## INSTRUCTIONS TO FOLLOW
Show, from the records below, all lines that contain the word "sady".

=== Section Start ===

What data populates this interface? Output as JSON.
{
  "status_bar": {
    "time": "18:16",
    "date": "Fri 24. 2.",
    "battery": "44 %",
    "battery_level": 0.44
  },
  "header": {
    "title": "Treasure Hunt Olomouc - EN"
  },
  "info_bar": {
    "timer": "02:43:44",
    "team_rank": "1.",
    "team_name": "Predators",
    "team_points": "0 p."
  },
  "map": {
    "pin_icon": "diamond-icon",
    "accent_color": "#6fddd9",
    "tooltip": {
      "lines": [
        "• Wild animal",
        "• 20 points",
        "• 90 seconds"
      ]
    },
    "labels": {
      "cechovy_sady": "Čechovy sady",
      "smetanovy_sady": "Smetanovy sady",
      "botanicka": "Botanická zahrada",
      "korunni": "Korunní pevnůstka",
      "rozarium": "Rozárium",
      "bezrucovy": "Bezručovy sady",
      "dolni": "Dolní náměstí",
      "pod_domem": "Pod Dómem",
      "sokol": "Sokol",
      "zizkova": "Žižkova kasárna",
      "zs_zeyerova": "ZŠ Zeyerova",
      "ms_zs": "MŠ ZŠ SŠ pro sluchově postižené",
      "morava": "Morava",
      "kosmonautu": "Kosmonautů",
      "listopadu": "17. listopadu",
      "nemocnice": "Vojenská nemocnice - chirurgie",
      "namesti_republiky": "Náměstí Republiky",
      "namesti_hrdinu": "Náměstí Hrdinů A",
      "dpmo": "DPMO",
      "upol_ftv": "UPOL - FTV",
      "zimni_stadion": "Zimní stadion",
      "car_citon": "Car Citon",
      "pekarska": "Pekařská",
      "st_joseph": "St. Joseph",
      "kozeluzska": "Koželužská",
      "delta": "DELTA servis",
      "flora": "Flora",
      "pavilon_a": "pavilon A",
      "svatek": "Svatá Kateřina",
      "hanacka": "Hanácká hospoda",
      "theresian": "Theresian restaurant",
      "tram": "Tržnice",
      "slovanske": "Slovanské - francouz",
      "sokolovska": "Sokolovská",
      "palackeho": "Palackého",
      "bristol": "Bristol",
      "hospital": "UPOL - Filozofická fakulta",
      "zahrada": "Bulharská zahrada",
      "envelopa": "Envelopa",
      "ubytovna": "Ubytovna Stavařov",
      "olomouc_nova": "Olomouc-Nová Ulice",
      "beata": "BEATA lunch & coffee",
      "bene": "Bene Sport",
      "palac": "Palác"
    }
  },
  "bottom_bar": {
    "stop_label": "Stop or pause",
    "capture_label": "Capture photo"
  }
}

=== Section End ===

## RESPONSE AREA
      "cechovy_sady": "Čechovy sady",
      "smetanovy_sady": "Smetanovy sady",
      "bezrucovy": "Bezručovy sady",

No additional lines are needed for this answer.